Two further functions are provided with the dataset; notes on the data and a function for exporting the data to Excel via a .CSV file (comma de-limited text file). The notes on the data can be downloaded. They typically provide information on the unit of measurement used, the primary sources used, any missing years of data and, where appropriate, how the data was calculated.

There is also the potential to search the ESFD for data on particular countries and periods. A search for data on England in the period 1200-1300, for example, can be conducted by typing ‘England’ in the search field and then ‘1200’ in the from field and ‘1300’ in the to field. This search will bring up all data series that contain data relating to that period, namely ‘Data on the geographical distribution of taxable wealth in England, 1291-1535, supplied by Dr R. S. Schofield’, ‘Data prepared on English revenues, 1485-1815, by Professors P. K. O’Brien and Dr P. A. Hunt’ and ‘Miscellaneous published and unpublished data, mostly concerning English revenues (especially those from indirect taxation), supplied by Professor W. M. Ormrod’. It is also possible to search for data on a particular theme, such as indirect tax.

How to add to the database

New contributions to the database are always welcome in the form of statistics relating to state finance, commodities data and data relating to the operation of financial markets. Electronic deposits of data are increasingly considered to be on par with article publication, and can be used to illustrate to funding councils that research has been disseminated.

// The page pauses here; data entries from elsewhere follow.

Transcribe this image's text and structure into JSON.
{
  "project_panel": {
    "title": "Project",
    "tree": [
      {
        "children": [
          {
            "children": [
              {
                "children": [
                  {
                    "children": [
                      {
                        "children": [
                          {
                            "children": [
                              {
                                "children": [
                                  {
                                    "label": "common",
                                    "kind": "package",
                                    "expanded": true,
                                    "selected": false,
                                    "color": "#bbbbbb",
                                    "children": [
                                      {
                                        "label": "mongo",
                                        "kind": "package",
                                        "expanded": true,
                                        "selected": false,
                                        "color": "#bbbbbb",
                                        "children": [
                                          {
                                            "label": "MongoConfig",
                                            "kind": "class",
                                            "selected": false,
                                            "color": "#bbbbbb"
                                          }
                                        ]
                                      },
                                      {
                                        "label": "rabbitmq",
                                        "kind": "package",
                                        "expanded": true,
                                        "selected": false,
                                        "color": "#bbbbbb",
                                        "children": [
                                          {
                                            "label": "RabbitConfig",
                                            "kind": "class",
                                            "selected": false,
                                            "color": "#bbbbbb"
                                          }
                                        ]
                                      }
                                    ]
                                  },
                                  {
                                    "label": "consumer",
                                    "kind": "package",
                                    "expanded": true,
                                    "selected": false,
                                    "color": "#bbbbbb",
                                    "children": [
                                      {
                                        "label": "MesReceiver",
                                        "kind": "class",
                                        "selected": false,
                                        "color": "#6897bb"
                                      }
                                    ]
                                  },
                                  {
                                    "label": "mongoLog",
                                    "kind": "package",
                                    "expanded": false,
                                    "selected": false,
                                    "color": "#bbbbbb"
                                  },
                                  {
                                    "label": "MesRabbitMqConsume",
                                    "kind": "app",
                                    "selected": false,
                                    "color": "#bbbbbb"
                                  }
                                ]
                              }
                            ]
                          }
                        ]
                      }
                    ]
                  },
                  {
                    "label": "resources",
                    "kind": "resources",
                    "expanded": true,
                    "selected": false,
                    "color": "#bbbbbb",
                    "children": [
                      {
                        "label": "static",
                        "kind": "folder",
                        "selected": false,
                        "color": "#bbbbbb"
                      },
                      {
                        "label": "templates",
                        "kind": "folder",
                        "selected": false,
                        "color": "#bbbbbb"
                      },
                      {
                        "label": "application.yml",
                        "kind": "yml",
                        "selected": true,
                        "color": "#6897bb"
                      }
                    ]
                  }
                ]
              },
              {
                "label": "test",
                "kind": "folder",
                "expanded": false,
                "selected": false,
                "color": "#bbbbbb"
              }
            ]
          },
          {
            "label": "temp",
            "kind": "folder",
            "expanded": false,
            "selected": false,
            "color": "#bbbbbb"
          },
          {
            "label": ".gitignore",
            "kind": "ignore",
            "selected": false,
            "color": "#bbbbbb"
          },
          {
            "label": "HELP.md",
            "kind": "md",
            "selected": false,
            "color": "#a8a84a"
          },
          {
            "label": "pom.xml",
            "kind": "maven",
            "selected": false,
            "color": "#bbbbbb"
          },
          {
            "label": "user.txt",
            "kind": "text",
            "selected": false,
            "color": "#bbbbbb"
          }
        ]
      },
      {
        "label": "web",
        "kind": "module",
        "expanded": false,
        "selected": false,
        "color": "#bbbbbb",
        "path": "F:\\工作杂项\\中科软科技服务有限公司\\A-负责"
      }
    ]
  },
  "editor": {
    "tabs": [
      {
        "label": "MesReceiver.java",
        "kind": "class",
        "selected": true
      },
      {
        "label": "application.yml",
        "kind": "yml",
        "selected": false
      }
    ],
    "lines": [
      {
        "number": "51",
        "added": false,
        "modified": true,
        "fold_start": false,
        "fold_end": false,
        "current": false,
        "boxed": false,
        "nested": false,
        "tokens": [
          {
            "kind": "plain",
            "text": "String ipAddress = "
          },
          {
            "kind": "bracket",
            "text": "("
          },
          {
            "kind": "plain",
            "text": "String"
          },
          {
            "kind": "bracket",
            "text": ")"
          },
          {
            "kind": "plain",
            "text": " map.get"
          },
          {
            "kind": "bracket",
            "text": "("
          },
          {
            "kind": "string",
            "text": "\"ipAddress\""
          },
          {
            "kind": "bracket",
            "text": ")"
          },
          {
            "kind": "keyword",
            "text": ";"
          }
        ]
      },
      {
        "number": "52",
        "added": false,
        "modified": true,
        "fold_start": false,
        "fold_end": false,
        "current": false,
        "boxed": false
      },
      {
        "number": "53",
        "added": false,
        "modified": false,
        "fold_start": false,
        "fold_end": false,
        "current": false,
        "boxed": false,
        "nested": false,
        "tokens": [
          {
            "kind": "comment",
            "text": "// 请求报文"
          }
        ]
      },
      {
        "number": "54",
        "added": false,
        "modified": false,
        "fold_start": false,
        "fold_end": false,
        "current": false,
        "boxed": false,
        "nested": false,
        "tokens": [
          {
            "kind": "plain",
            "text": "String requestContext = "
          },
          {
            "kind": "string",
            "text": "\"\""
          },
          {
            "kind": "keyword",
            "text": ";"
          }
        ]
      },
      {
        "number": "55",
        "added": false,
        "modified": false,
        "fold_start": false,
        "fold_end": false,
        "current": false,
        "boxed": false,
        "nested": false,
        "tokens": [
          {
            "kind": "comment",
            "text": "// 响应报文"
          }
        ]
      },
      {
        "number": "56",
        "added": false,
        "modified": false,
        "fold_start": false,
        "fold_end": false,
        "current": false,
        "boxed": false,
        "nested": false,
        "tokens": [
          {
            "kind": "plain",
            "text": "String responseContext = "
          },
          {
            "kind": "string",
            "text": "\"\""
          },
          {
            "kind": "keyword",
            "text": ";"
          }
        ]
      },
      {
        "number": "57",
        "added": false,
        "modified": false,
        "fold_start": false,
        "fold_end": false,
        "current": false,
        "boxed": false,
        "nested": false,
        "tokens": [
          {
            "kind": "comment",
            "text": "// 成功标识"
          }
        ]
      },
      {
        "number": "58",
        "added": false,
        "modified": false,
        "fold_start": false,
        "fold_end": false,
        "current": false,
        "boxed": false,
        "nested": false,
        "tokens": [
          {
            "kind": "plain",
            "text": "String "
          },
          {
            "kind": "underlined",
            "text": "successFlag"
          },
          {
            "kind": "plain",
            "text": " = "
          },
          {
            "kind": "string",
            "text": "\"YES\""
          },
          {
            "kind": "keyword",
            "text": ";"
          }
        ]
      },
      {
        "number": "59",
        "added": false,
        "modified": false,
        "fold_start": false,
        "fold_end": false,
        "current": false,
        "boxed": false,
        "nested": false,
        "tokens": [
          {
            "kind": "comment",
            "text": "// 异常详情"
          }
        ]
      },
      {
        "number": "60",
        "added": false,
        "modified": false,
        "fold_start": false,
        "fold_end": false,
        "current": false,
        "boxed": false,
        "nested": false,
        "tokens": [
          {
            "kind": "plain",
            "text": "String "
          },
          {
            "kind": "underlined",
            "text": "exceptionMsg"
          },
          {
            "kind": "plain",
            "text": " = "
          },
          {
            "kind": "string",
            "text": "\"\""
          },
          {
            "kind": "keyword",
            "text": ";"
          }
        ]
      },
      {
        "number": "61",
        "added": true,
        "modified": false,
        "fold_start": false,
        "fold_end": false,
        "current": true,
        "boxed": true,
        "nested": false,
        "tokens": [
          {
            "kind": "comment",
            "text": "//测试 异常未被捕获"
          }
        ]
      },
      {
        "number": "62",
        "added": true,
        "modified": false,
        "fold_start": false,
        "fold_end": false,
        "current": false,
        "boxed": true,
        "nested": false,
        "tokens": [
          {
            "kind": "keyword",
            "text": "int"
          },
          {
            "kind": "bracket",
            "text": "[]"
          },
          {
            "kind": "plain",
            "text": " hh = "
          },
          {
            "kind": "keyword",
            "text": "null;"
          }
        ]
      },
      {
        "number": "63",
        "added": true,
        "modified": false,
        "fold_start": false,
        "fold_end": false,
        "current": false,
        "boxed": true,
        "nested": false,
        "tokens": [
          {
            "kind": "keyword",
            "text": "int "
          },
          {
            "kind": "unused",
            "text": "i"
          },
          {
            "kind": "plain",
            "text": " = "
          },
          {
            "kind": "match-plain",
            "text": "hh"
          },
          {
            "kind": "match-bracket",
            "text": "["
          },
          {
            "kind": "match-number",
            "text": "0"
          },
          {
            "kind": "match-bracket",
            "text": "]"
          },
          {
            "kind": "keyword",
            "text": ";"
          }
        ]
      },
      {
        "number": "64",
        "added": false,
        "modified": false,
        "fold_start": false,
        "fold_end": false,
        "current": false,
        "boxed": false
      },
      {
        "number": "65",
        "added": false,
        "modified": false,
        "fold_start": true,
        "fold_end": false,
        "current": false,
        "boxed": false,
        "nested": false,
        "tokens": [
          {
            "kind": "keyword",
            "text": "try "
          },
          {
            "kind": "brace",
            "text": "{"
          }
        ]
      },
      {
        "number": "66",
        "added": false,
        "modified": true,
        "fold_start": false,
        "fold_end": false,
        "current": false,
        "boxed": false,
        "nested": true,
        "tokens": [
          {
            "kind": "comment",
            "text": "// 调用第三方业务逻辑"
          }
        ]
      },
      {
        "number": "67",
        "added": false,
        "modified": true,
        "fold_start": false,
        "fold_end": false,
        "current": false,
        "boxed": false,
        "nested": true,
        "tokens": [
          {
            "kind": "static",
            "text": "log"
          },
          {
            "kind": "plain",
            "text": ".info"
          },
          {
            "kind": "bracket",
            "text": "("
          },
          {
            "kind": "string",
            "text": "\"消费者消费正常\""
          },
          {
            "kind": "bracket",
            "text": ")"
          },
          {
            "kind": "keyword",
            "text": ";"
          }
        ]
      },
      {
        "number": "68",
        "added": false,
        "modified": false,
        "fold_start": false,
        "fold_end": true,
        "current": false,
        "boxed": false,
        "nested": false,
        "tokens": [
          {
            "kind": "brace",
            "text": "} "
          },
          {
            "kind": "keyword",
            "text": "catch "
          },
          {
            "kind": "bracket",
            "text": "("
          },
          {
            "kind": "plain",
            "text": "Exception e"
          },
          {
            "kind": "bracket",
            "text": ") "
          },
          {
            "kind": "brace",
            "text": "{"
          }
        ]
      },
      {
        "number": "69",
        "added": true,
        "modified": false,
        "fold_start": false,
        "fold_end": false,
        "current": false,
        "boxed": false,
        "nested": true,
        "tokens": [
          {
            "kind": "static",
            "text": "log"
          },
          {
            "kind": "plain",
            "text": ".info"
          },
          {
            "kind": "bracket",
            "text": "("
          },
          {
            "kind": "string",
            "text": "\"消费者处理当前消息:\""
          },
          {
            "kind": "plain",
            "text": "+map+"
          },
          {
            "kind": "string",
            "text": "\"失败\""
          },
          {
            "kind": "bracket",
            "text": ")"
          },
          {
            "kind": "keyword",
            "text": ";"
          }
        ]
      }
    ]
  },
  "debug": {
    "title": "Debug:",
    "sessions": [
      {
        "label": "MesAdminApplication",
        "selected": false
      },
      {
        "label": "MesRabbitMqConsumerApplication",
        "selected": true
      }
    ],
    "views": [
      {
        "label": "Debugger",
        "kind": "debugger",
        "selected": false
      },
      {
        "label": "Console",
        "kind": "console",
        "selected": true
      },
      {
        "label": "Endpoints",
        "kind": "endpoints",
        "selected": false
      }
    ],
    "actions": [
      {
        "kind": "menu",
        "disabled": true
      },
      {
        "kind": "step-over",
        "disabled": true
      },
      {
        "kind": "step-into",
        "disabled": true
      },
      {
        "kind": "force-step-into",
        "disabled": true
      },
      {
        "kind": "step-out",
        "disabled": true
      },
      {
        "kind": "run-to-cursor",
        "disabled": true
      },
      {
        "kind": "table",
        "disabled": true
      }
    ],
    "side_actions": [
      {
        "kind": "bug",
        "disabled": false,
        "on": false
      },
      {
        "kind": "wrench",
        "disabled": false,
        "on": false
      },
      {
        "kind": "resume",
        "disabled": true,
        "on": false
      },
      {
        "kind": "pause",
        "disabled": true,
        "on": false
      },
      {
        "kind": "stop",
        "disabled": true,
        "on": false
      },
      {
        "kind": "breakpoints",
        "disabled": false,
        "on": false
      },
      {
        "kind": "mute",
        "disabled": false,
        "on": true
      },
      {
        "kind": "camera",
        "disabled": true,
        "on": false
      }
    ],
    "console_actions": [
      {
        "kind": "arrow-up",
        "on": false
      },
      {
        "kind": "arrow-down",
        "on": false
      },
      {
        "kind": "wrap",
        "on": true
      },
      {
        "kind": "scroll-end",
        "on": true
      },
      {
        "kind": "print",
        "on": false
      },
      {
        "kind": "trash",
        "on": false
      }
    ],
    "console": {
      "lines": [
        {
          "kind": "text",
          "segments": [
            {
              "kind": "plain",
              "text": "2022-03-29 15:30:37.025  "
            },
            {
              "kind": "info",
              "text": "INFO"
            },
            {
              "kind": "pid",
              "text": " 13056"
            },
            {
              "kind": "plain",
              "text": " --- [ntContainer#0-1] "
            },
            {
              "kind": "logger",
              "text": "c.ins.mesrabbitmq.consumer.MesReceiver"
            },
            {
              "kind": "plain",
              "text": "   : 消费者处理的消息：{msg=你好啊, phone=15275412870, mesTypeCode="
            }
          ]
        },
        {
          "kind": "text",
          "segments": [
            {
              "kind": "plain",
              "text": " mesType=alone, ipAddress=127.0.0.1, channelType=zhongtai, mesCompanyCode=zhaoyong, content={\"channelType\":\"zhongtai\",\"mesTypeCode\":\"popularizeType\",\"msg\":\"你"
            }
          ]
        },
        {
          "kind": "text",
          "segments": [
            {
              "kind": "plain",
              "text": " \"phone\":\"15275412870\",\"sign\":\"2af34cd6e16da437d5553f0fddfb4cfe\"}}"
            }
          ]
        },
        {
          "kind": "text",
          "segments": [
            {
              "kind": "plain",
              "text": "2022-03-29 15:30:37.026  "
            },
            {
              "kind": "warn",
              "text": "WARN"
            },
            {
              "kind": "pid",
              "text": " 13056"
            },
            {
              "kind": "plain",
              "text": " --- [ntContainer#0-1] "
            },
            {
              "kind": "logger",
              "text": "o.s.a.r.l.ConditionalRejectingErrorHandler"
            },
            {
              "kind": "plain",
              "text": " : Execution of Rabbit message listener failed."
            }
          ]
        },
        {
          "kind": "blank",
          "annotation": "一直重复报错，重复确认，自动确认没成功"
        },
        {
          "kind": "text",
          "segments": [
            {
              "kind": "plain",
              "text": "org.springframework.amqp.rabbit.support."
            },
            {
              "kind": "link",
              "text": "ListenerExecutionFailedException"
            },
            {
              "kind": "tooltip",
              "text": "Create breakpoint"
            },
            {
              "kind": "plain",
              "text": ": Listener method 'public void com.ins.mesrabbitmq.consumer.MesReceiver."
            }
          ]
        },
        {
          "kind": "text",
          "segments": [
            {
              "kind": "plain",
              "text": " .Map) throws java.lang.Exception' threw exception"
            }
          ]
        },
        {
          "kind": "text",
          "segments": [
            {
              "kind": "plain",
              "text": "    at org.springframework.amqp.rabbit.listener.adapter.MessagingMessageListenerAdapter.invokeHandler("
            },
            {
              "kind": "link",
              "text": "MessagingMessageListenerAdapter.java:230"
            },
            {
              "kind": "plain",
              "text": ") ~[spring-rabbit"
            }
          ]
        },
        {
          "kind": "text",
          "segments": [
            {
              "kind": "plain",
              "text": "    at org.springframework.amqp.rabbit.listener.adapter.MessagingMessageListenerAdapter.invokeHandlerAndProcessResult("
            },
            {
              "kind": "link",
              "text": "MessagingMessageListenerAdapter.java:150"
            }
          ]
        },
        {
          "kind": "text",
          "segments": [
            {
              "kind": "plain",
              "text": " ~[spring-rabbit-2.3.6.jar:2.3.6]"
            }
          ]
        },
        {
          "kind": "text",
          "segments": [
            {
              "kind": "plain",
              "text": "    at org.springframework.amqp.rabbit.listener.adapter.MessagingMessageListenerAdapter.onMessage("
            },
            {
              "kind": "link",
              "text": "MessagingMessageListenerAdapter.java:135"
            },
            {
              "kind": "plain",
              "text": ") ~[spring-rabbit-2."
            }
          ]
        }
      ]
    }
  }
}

A form for making deposits is provided on the database. If you would like to make a deposit of data please provide it in the form of an Excel file, accompanied by a brief list of the primary sources used and the details of any publications in which the data has been discussed.